*Problem description*:
Would you output all the lines below precisely as they stand, leaving each picture out?

Element data from apps and pages:
>>

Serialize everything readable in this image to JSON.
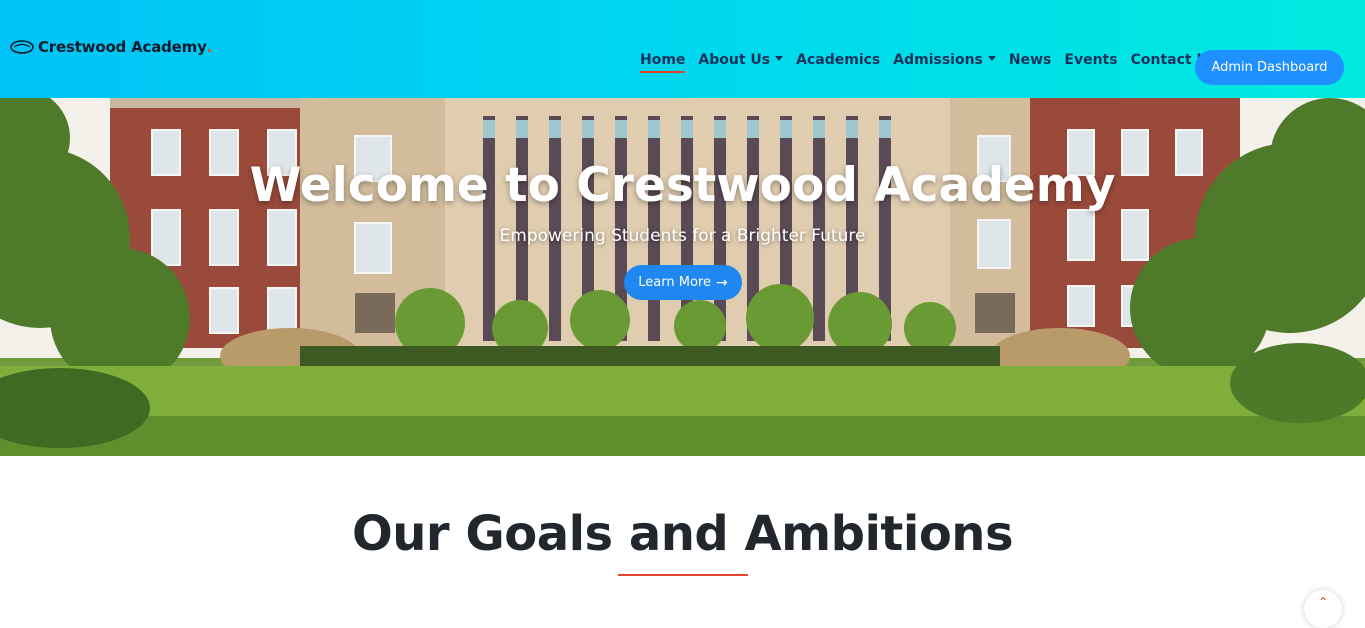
{
  "brand": {
    "name": "Crestwood Academy",
    "dot": ".",
    "logo_icon": "ring-logo-icon"
  },
  "nav": {
    "items": [
      {
        "label": "Home",
        "active": true,
        "dropdown": false
      },
      {
        "label": "About Us",
        "active": false,
        "dropdown": true
      },
      {
        "label": "Academics",
        "active": false,
        "dropdown": false
      },
      {
        "label": "Admissions",
        "active": false,
        "dropdown": true
      },
      {
        "label": "News",
        "active": false,
        "dropdown": false
      },
      {
        "label": "Events",
        "active": false,
        "dropdown": false
      },
      {
        "label": "Contact Us",
        "active": false,
        "dropdown": false
      }
    ],
    "admin_button": "Admin Dashboard"
  },
  "hero": {
    "title": "Welcome to Crestwood Academy",
    "subtitle": "Empowering Students for a Brighter Future",
    "cta_label": "Learn More",
    "cta_icon": "arrow-right-icon"
  },
  "goals": {
    "title": "Our Goals and Ambitions"
  },
  "scroll_top": {
    "icon": "chevron-up-icon"
  },
  "colors": {
    "accent": "#e2452b",
    "primary_button": "#1e90ff",
    "nav_gradient_start": "#00c3f7",
    "nav_gradient_end": "#00eadf"
  }
}
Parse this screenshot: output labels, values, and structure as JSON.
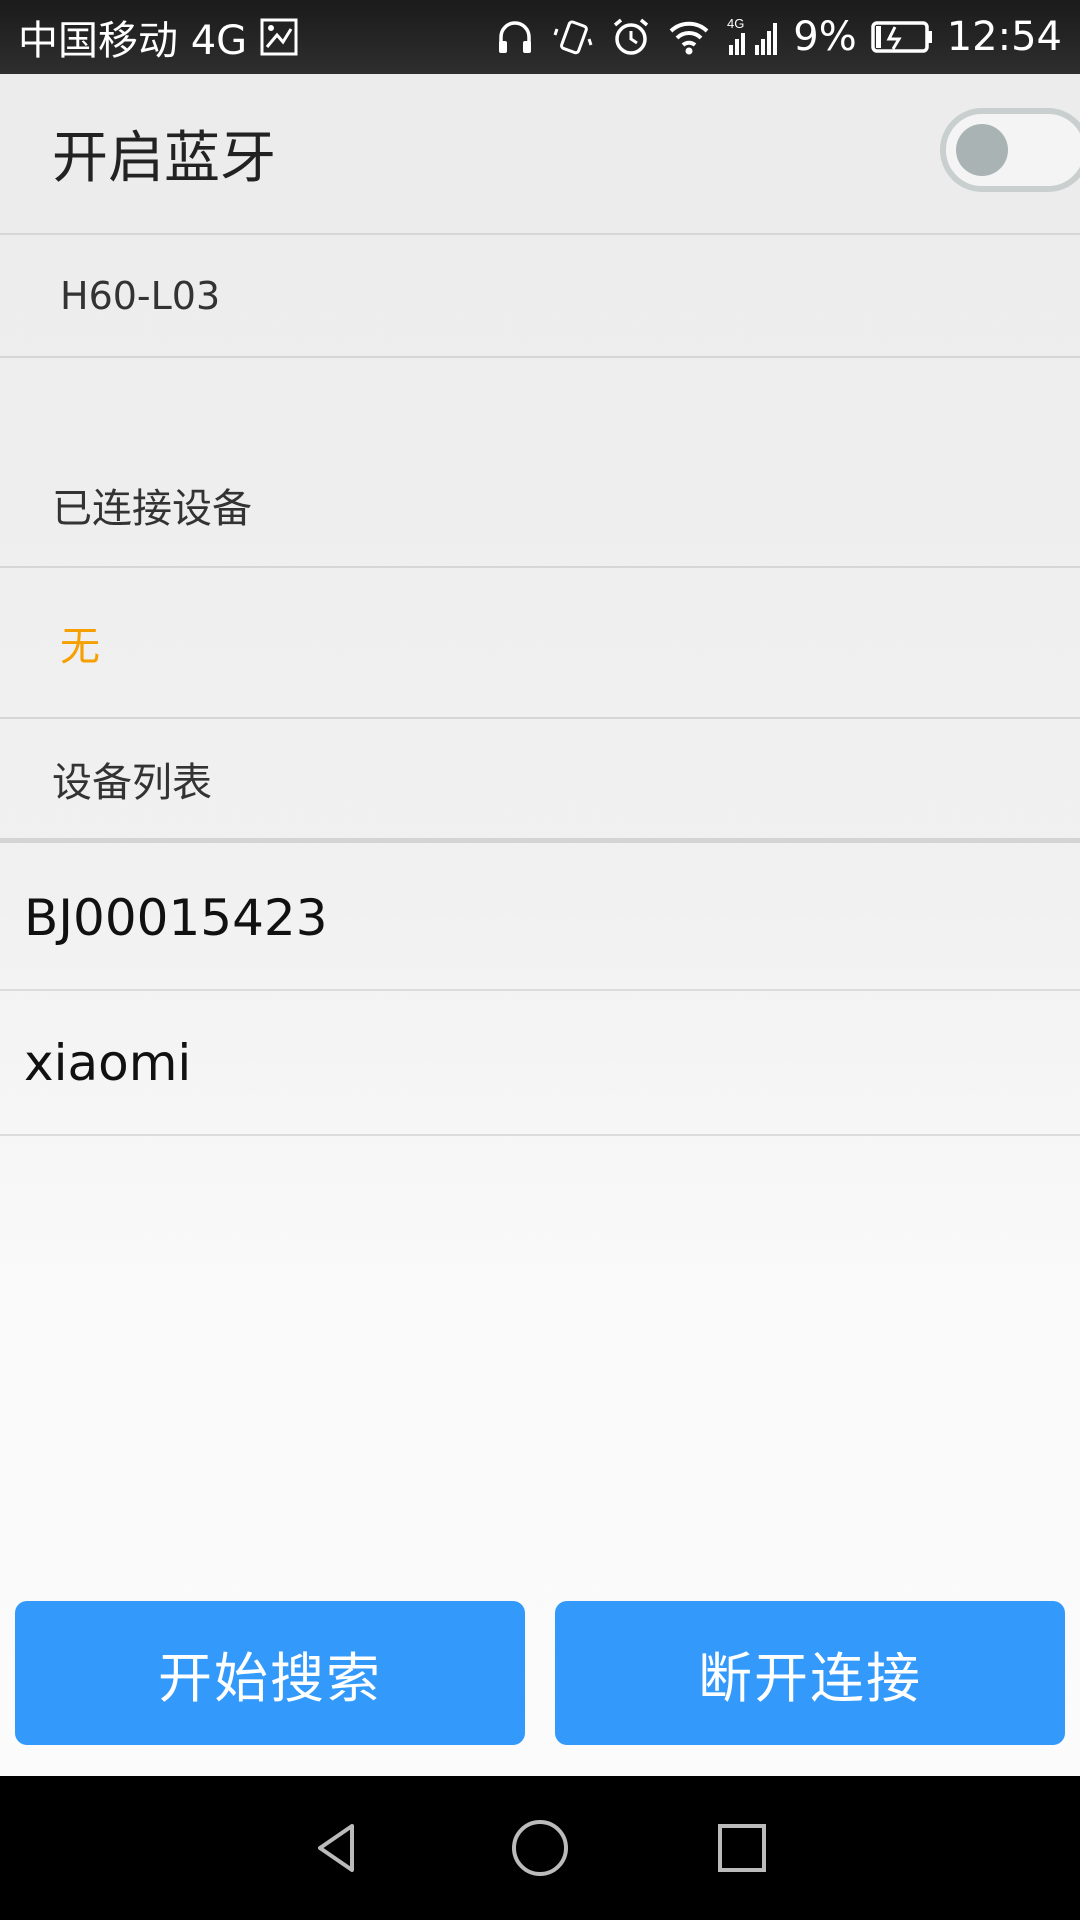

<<

*Response box*:
Serialize everything readable in this image to JSON.
{
  "brand": {
    "name": "Crestwood Academy",
    "dot": ".",
    "logo_icon": "ring-logo-icon"
  },
  "nav": {
    "items": [
      {
        "label": "Home",
        "active": true,
        "dropdown": false
      },
      {
        "label": "About Us",
        "active": false,
        "dropdown": true
      },
      {
        "label": "Academics",
        "active": false,
        "dropdown": false
      },
      {
        "label": "Admissions",
        "active": false,
        "dropdown": true
      },
      {
        "label": "News",
        "active": false,
        "dropdown": false
      },
      {
        "label": "Events",
        "active": false,
        "dropdown": false
      },
      {
        "label": "Contact Us",
        "active": false,
        "dropdown": false
      }
    ],
    "admin_button": "Admin Dashboard"
  },
  "hero": {
    "title": "Welcome to Crestwood Academy",
    "subtitle": "Empowering Students for a Brighter Future",
    "cta_label": "Learn More",
    "cta_icon": "arrow-right-icon"
  },
  "goals": {
    "title": "Our Goals and Ambitions"
  },
  "scroll_top": {
    "icon": "chevron-up-icon"
  },
  "colors": {
    "accent": "#e2452b",
    "primary_button": "#1e90ff",
    "nav_gradient_start": "#00c3f7",
    "nav_gradient_end": "#00eadf"
  }
}
Parse this screenshot: output labels, values, and structure as JSON.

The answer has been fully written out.